Where future demand is potentially lighter, Emirates has large orders in place for smaller wide bodied Boeing 787 and Airbus 350 aircraft. These will provide it with more flexibility to adjust capacity on its network or to open new routes. In a further move to broaden its options, Emirates will develop its partnership with Fly Dubai, who’s CEO Ghaith Al Ghaith will also be one of my guests at this year’s ATM Virtual.
As usual there is never a shortage of topics to discuss with Sir Tim Clark!
Willie Walsh retired in September 2020 from his post as CEO of IAG but didn’t rest up for long before announcing he would accept the Director General position at IATA, which he commenced in April this year.
He takes on the role at a time when the industry needs clear direction and leadership to steer it through the worse crisis it has ever known.
As airlines wrestle with the grounding of much of their capacity, their lives are made much more challenging by the constantly changing border closures, quarantines and testing requirements across the globe. There is an urgent need for more effective engagement with governments and greater consistency in their approach to the economically important aviation sector.
In an effort to build customer confidence and facilitate travel, IATA has led the development of a digital travel passport to allow customers to upload any test results, vaccination certificates and other important information. Technology will become an increasing focus of future travel and managing different challenges.
While the crisis remains the immediate pre occupation as Walsh gets his feet under the table, there are numerous others which will make calls on his attention.
The airline industry has to establish better credential on the critical issue of the environment and this is something which Walsh is highly aware of. Linked to this is the challenge of air traffic congestion, which is a particular problem in the US, Europe and the Gulf. Technology is already there to improve this dramatically but progress has faced a political logjam.
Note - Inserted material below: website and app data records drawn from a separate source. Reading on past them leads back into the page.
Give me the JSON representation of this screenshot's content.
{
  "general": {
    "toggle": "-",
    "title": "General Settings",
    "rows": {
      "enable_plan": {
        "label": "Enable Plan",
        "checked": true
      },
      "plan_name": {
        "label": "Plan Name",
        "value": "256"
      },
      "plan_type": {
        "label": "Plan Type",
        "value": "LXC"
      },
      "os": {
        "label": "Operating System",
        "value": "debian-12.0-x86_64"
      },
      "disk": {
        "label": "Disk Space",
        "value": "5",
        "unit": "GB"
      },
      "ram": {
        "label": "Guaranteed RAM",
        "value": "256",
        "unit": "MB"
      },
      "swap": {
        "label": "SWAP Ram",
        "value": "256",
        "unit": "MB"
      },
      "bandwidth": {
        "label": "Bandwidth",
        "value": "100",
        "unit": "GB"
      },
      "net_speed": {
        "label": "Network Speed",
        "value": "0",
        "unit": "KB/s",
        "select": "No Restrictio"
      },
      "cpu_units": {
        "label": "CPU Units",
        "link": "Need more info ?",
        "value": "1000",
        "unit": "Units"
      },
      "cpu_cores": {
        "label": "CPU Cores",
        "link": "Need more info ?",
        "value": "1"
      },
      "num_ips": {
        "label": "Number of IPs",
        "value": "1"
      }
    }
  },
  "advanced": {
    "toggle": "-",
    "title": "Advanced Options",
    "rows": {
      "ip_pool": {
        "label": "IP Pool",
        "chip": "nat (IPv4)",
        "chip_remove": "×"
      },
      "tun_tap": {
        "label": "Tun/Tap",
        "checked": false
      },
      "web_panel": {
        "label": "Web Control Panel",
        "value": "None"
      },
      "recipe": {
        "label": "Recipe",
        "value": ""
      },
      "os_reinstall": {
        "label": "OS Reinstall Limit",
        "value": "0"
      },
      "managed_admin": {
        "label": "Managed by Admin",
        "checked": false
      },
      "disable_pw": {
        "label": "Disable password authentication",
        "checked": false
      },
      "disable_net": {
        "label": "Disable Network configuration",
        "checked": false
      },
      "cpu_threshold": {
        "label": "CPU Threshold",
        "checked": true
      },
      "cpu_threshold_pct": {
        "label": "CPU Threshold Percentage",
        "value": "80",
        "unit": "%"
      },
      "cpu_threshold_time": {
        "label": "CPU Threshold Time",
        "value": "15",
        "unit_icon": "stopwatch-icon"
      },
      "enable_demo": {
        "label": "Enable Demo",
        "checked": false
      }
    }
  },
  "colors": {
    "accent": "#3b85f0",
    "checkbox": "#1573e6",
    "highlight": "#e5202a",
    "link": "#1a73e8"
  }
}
In his time as an airline CEO at Aer Lingus, British Airways and IAG, Walsh was never afraid to tackle the toughest issues assertively and effectively. I would expect him to continue to do so at IATA in order to move forward the agenda on these and other important topics.
On top of this, the airline industry is diverse and very much like a family, it faces many localised issues and differences of opinion. Walsh will need to reconcile some of these issues while seeking to achieve unity in the community which IATA represents in order to represent its interests.
I’m looking forward to speaking with Willie Walsh at this time of critical importance for the airline industry.